* [Exercise instructions]: Set each entry down exactly as written.

** Exercise materials follows **

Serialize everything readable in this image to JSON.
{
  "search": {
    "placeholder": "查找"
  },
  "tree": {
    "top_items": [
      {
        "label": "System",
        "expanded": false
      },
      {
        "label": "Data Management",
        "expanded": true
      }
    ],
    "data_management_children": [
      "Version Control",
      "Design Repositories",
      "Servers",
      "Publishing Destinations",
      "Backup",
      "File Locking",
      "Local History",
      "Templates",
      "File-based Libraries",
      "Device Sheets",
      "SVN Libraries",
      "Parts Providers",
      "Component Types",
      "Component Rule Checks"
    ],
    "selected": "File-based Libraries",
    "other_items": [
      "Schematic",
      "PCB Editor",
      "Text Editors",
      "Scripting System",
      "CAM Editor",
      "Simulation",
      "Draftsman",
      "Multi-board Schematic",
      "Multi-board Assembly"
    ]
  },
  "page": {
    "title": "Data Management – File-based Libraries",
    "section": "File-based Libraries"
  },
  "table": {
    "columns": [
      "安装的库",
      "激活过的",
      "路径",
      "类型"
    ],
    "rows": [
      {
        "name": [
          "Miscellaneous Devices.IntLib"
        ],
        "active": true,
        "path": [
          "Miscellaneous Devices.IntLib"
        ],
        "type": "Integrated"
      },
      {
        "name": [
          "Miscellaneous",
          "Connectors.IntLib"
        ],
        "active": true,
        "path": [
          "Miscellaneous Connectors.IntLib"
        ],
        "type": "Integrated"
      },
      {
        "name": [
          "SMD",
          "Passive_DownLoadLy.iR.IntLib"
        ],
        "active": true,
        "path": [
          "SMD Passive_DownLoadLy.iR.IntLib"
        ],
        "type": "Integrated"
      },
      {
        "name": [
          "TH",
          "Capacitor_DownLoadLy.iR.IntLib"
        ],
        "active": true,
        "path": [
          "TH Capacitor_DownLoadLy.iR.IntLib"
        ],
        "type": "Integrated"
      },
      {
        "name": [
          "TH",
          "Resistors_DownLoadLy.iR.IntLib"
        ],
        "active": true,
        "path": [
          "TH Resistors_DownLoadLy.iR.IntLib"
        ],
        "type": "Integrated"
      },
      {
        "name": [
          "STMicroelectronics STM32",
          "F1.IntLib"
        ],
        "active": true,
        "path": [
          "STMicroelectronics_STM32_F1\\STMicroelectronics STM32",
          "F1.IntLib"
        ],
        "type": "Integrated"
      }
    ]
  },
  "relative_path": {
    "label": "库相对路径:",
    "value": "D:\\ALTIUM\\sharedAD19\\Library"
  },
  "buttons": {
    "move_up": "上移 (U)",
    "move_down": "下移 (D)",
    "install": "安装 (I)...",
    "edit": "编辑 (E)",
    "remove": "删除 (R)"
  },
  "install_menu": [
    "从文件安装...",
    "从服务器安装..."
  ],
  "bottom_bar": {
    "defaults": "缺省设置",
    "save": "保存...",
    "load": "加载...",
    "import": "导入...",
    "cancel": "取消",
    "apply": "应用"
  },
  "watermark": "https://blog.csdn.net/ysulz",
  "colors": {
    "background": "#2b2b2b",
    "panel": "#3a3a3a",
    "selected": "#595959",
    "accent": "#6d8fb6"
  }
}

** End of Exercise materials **

* [Solution to this problem]:
Serialize everything readable in this image to JSON.
{
  "search": {
    "placeholder": "查找"
  },
  "tree": {
    "top_items": [
      {
        "label": "System",
        "expanded": false
      },
      {
        "label": "Data Management",
        "expanded": true
      }
    ],
    "data_management_children": [
      "Version Control",
      "Design Repositories",
      "Servers",
      "Publishing Destinations",
      "Backup",
      "File Locking",
      "Local History",
      "Templates",
      "File-based Libraries",
      "Device Sheets",
      "SVN Libraries",
      "Parts Providers",
      "Component Types",
      "Component Rule Checks"
    ],
    "selected": "File-based Libraries",
    "other_items": [
      "Schematic",
      "PCB Editor",
      "Text Editors",
      "Scripting System",
      "CAM Editor",
      "Simulation",
      "Draftsman",
      "Multi-board Schematic",
      "Multi-board Assembly"
    ]
  },
  "page": {
    "title": "Data Management – File-based Libraries",
    "section": "File-based Libraries"
  },
  "table": {
    "columns": [
      "安装的库",
      "激活过的",
      "路径",
      "类型"
    ],
    "rows": [
      {
        "name": [
          "Miscellaneous Devices.IntLib"
        ],
        "active": true,
        "path": [
          "Miscellaneous Devices.IntLib"
        ],
        "type": "Integrated"
      },
      {
        "name": [
          "Miscellaneous",
          "Connectors.IntLib"
        ],
        "active": true,
        "path": [
          "Miscellaneous Connectors.IntLib"
        ],
        "type": "Integrated"
      },
      {
        "name": [
          "SMD",
          "Passive_DownLoadLy.iR.IntLib"
        ],
        "active": true,
        "path": [
          "SMD Passive_DownLoadLy.iR.IntLib"
        ],
        "type": "Integrated"
      },
      {
        "name": [
          "TH",
          "Capacitor_DownLoadLy.iR.IntLib"
        ],
        "active": true,
        "path": [
          "TH Capacitor_DownLoadLy.iR.IntLib"
        ],
        "type": "Integrated"
      },
      {
        "name": [
          "TH",
          "Resistors_DownLoadLy.iR.IntLib"
        ],
        "active": true,
        "path": [
          "TH Resistors_DownLoadLy.iR.IntLib"
        ],
        "type": "Integrated"
      },
      {
        "name": [
          "STMicroelectronics STM32",
          "F1.IntLib"
        ],
        "active": true,
        "path": [
          "STMicroelectronics_STM32_F1\\STMicroelectronics STM32",
          "F1.IntLib"
        ],
        "type": "Integrated"
      }
    ]
  },
  "relative_path": {
    "label": "库相对路径:",
    "value": "D:\\ALTIUM\\sharedAD19\\Library"
  },
  "buttons": {
    "move_up": "上移 (U)",
    "move_down": "下移 (D)",
    "install": "安装 (I)...",
    "edit": "编辑 (E)",
    "remove": "删除 (R)"
  },
  "install_menu": [
    "从文件安装...",
    "从服务器安装..."
  ],
  "bottom_bar": {
    "defaults": "缺省设置",
    "save": "保存...",
    "load": "加载...",
    "import": "导入...",
    "cancel": "取消",
    "apply": "应用"
  },
  "watermark": "https://blog.csdn.net/ysulz",
  "colors": {
    "background": "#2b2b2b",
    "panel": "#3a3a3a",
    "selected": "#595959",
    "accent": "#6d8fb6"
  }
}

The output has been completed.